**Task goal**. Without any pictures, the records below should be reproduced exactly.

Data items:

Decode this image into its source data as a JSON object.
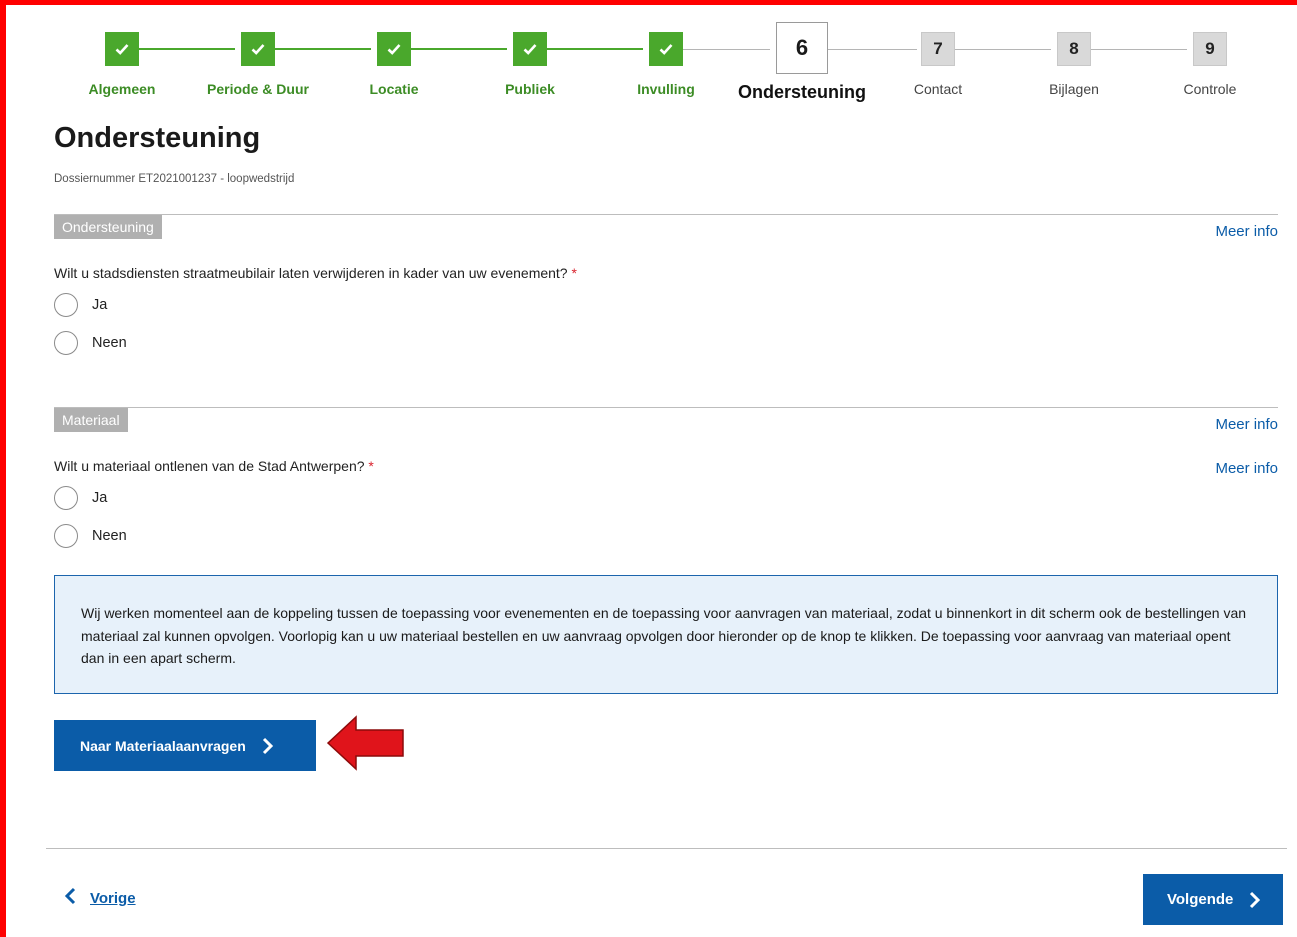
{
  "stepper": {
    "steps": [
      {
        "label": "Algemeen",
        "number": "",
        "state": "done"
      },
      {
        "label": "Periode & Duur",
        "number": "",
        "state": "done"
      },
      {
        "label": "Locatie",
        "number": "",
        "state": "done"
      },
      {
        "label": "Publiek",
        "number": "",
        "state": "done"
      },
      {
        "label": "Invulling",
        "number": "",
        "state": "done"
      },
      {
        "label": "Ondersteuning",
        "number": "6",
        "state": "current"
      },
      {
        "label": "Contact",
        "number": "7",
        "state": "todo"
      },
      {
        "label": "Bijlagen",
        "number": "8",
        "state": "todo"
      },
      {
        "label": "Controle",
        "number": "9",
        "state": "todo"
      }
    ]
  },
  "page": {
    "title": "Ondersteuning",
    "dossier": "Dossiernummer ET2021001237 - loopwedstrijd"
  },
  "section_ondersteuning": {
    "tag": "Ondersteuning",
    "meer_info": "Meer info",
    "question": "Wilt u stadsdiensten straatmeubilair laten verwijderen in kader van uw evenement?",
    "required_mark": "*",
    "options": [
      "Ja",
      "Neen"
    ]
  },
  "section_materiaal": {
    "tag": "Materiaal",
    "meer_info": "Meer info",
    "question": "Wilt u materiaal ontlenen van de Stad Antwerpen?",
    "required_mark": "*",
    "question_meer_info": "Meer info",
    "options": [
      "Ja",
      "Neen"
    ]
  },
  "info_box": {
    "text": "Wij werken momenteel aan de koppeling tussen de toepassing voor evenementen en de toepassing voor aanvragen van materiaal, zodat u binnenkort in dit scherm ook de bestellingen van materiaal zal kunnen opvolgen. Voorlopig kan u uw materiaal bestellen en uw aanvraag opvolgen door hieronder op de knop te klikken. De toepassing voor aanvraag van materiaal opent dan in een apart scherm."
  },
  "buttons": {
    "materiaal": "Naar Materiaalaanvragen",
    "previous": "Vorige",
    "next": "Volgende"
  },
  "colors": {
    "done_green": "#4aa82c",
    "primary_blue": "#0b5ca8",
    "annotation_red": "#ff0000"
  }
}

**Answer area**.
Decode this image into its source data as a JSON object.
{
  "stepper": {
    "steps": [
      {
        "label": "Algemeen",
        "number": "",
        "state": "done"
      },
      {
        "label": "Periode & Duur",
        "number": "",
        "state": "done"
      },
      {
        "label": "Locatie",
        "number": "",
        "state": "done"
      },
      {
        "label": "Publiek",
        "number": "",
        "state": "done"
      },
      {
        "label": "Invulling",
        "number": "",
        "state": "done"
      },
      {
        "label": "Ondersteuning",
        "number": "6",
        "state": "current"
      },
      {
        "label": "Contact",
        "number": "7",
        "state": "todo"
      },
      {
        "label": "Bijlagen",
        "number": "8",
        "state": "todo"
      },
      {
        "label": "Controle",
        "number": "9",
        "state": "todo"
      }
    ]
  },
  "page": {
    "title": "Ondersteuning",
    "dossier": "Dossiernummer ET2021001237 - loopwedstrijd"
  },
  "section_ondersteuning": {
    "tag": "Ondersteuning",
    "meer_info": "Meer info",
    "question": "Wilt u stadsdiensten straatmeubilair laten verwijderen in kader van uw evenement?",
    "required_mark": "*",
    "options": [
      "Ja",
      "Neen"
    ]
  },
  "section_materiaal": {
    "tag": "Materiaal",
    "meer_info": "Meer info",
    "question": "Wilt u materiaal ontlenen van de Stad Antwerpen?",
    "required_mark": "*",
    "question_meer_info": "Meer info",
    "options": [
      "Ja",
      "Neen"
    ]
  },
  "info_box": {
    "text": "Wij werken momenteel aan de koppeling tussen de toepassing voor evenementen en de toepassing voor aanvragen van materiaal, zodat u binnenkort in dit scherm ook de bestellingen van materiaal zal kunnen opvolgen. Voorlopig kan u uw materiaal bestellen en uw aanvraag opvolgen door hieronder op de knop te klikken. De toepassing voor aanvraag van materiaal opent dan in een apart scherm."
  },
  "buttons": {
    "materiaal": "Naar Materiaalaanvragen",
    "previous": "Vorige",
    "next": "Volgende"
  },
  "colors": {
    "done_green": "#4aa82c",
    "primary_blue": "#0b5ca8",
    "annotation_red": "#ff0000"
  }
}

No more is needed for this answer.